With all of this in place, one of the biggest challenges that brand owners still face is finding that perfect balance between a rigid approach to standardization and one that gives licensees quite a bit of creative freedom. Too rigid an approach to package design standardization doesn’t allow for enough flexibility for brand to properly market its products. Too lenient and approach to package design standardization, and you’re guaranteed a completely disjointed visual presence at retail.
What I find to be most important is for brand owners to support licensees in package design implementation rather than to merely reinforce restrictions. The packaging guidelines should demonstrate that they are valued partners and assure them that their packaging will align with that of every other licensee’s products, regardless of category, leading to greater brand recognition and sell-through. But the guidelines also need to infuse enough flexibility in the interpretation of design implementation to allow unique scenarios inherent to the licensee’s brand to be accommodated.
A good example of this would be the package design Truitful Drinks created for their PJ Masks fruit drinks. Following the global packaging style guide we recently developed for our design refresh of Entertainment One’s PJ Masks packaging program, Truitful Drinks created drink pouch designs for 3 different fruit drink varieties. Although the packaging guidelines do not include examples of the drink pouch packaging format, the packaging templates included in the guide provided enough direction for Truitful Drinks to properly create the front panel design. However, they needed to incorporate a combination of fruit illustrations to convey each variety and establish appetite appeal, which were placed just above the variety name. They also needed to communicate to consumers that each variety contains Vitamins A, C & E with no added sugar and no artificial sweeteners. They utilized 3 stacked custom-configured call-out violators for this messaging. To add further distinction between varieties, they added a subtle color gradient in the upper left corner of the design. Of course, the new PJ Masks packaging program didn’t address these unique scenarios within its standardization guidelines, yet it did provide enough flexibility for Truitful Drinks to properly impart important product information to consumers.

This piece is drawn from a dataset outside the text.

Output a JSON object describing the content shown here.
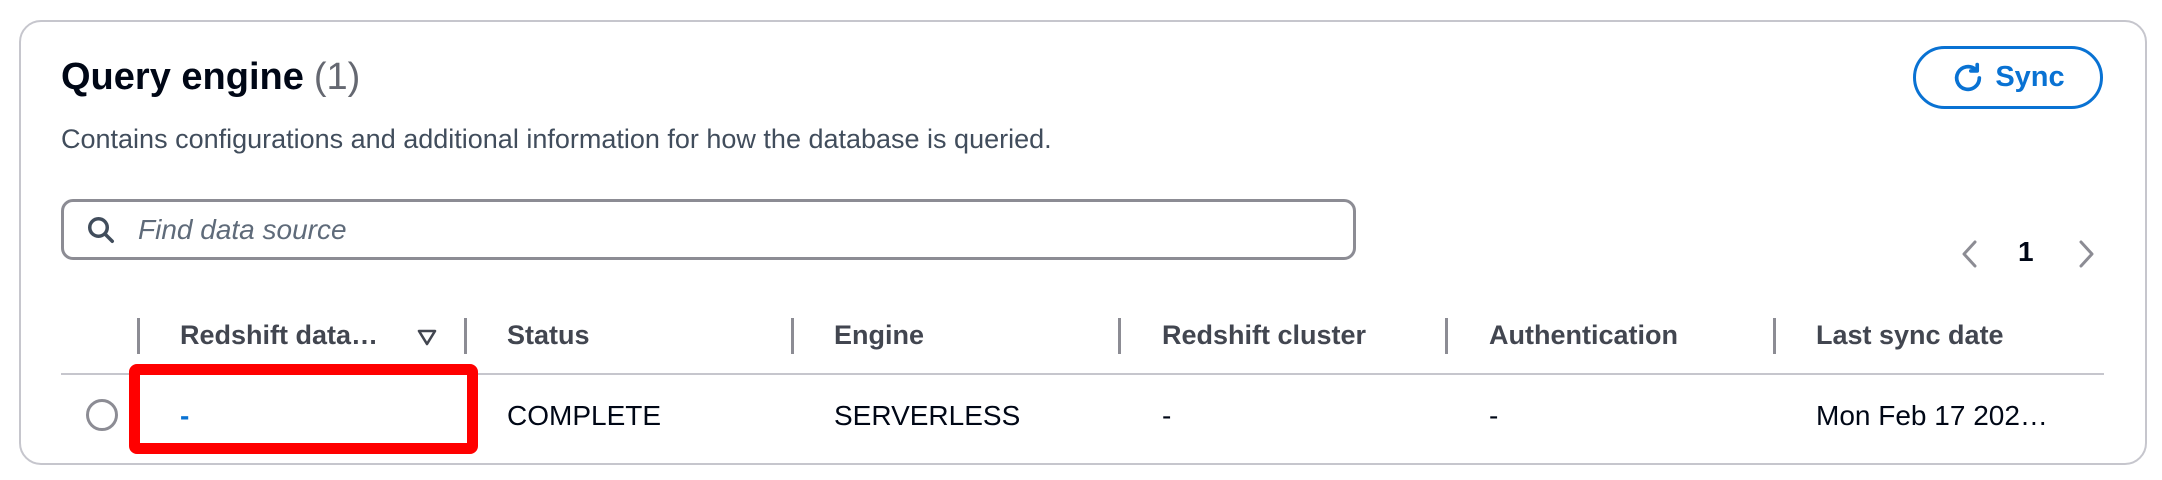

Ensure visual consistency while allowing room for uniqueness
Standardization guidelines demonstrate how the property logo, package design architecture, color palette, fonts, insets, call-out violators, character artwork and background imagery work together, ensuring visual consistency on every packaging format. But, the need for visual consistency doesn’t mean that the packaging program’s standardization guidelines should result in package design that’s sterile or boring. In fact, brand owners should consider the need for some aspect of the package design to become “ownable” to the licensee’s brand when necessary. Perhaps a distinctive package structure is needed for a brand to stand out amongst the competitive offering. Or there may be a need for segmentation within the licensee’s brand’s product line, which would require the use of iconography, fanciful segment names or even color coding. These unique variables should be allowed as long as the overarching look of the licensed brand’s packaging and its standardization is not compromised.
Standardization should always take present and future needs into account, as well as the potential for line extensions, unforeseen package configurations, sizes and substrates, and co-branding scenarios. Although these considerations may not be addressed in the standardization guidelines as visual depictions with formal, written instructions, the brand owners brand assurance team should be available to work with licensees to address their unique marketing objectives. Creativity should be encouraged, while keeping the overall visual integrity of the packaging program in mind. Enhancements, not compromises, should be allowed. There should be a collaborative dialogue that starts with the licensee’s submission and continues with constructive feedback with both the brand owner’s and licensee’s best interests at heart.